>>>

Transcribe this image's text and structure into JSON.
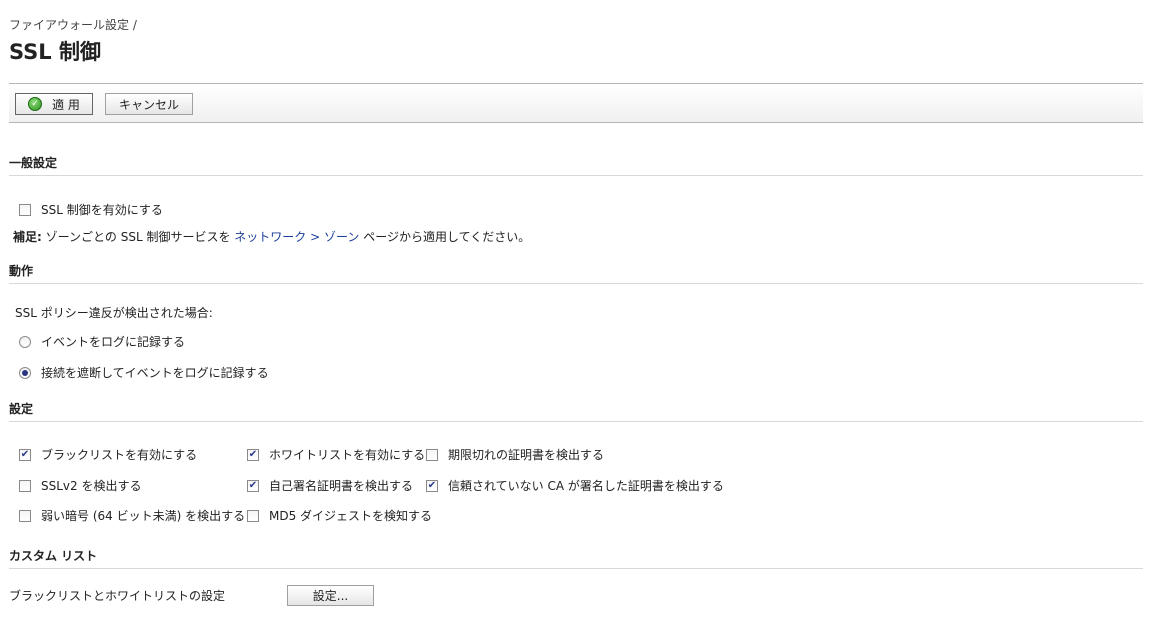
{
  "header": {
    "breadcrumb": "ファイアウォール設定 /",
    "title": "SSL 制御"
  },
  "toolbar": {
    "apply_label": "適 用",
    "cancel_label": "キャンセル"
  },
  "general": {
    "heading": "一般設定",
    "enable_label": "SSL 制御を有効にする",
    "enable_checked": false,
    "note_label": "補足:",
    "note_text_1": " ゾーンごとの SSL 制御サービスを ",
    "note_link": "ネットワーク > ゾーン",
    "note_text_2": " ページから適用してください。"
  },
  "action": {
    "heading": "動作",
    "prompt": "SSL ポリシー違反が検出された場合:",
    "options": [
      {
        "label": "イベントをログに記録する",
        "selected": false
      },
      {
        "label": "接続を遮断してイベントをログに記録する",
        "selected": true
      }
    ]
  },
  "config": {
    "heading": "設定",
    "options": [
      {
        "label": "ブラックリストを有効にする",
        "checked": true
      },
      {
        "label": "ホワイトリストを有効にする",
        "checked": true
      },
      {
        "label": "期限切れの証明書を検出する",
        "checked": false
      },
      {
        "label": "SSLv2 を検出する",
        "checked": false
      },
      {
        "label": "自己署名証明書を検出する",
        "checked": true
      },
      {
        "label": "信頼されていない CA が署名した証明書を検出する",
        "checked": true
      },
      {
        "label": "弱い暗号 (64 ビット未満) を検出する",
        "checked": false
      },
      {
        "label": "MD5 ダイジェストを検知する",
        "checked": false
      }
    ]
  },
  "custom": {
    "heading": "カスタム リスト",
    "label": "ブラックリストとホワイトリストの設定",
    "button_label": "設定..."
  },
  "icons": {
    "apply": "check-circle-icon",
    "checkmark": "checkmark-icon"
  },
  "colors": {
    "link": "#1a3f9a",
    "apply_icon": "#2a8f1c",
    "radio_dot": "#2a3580"
  }
}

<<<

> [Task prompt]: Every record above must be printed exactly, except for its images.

> [The answer]:
Transcribe this image's text and structure into JSON.
{
  "header": {
    "breadcrumb": "ファイアウォール設定 /",
    "title": "SSL 制御"
  },
  "toolbar": {
    "apply_label": "適 用",
    "cancel_label": "キャンセル"
  },
  "general": {
    "heading": "一般設定",
    "enable_label": "SSL 制御を有効にする",
    "enable_checked": false,
    "note_label": "補足:",
    "note_text_1": " ゾーンごとの SSL 制御サービスを ",
    "note_link": "ネットワーク > ゾーン",
    "note_text_2": " ページから適用してください。"
  },
  "action": {
    "heading": "動作",
    "prompt": "SSL ポリシー違反が検出された場合:",
    "options": [
      {
        "label": "イベントをログに記録する",
        "selected": false
      },
      {
        "label": "接続を遮断してイベントをログに記録する",
        "selected": true
      }
    ]
  },
  "config": {
    "heading": "設定",
    "options": [
      {
        "label": "ブラックリストを有効にする",
        "checked": true
      },
      {
        "label": "ホワイトリストを有効にする",
        "checked": true
      },
      {
        "label": "期限切れの証明書を検出する",
        "checked": false
      },
      {
        "label": "SSLv2 を検出する",
        "checked": false
      },
      {
        "label": "自己署名証明書を検出する",
        "checked": true
      },
      {
        "label": "信頼されていない CA が署名した証明書を検出する",
        "checked": true
      },
      {
        "label": "弱い暗号 (64 ビット未満) を検出する",
        "checked": false
      },
      {
        "label": "MD5 ダイジェストを検知する",
        "checked": false
      }
    ]
  },
  "custom": {
    "heading": "カスタム リスト",
    "label": "ブラックリストとホワイトリストの設定",
    "button_label": "設定..."
  },
  "icons": {
    "apply": "check-circle-icon",
    "checkmark": "checkmark-icon"
  },
  "colors": {
    "link": "#1a3f9a",
    "apply_icon": "#2a8f1c",
    "radio_dot": "#2a3580"
  }
}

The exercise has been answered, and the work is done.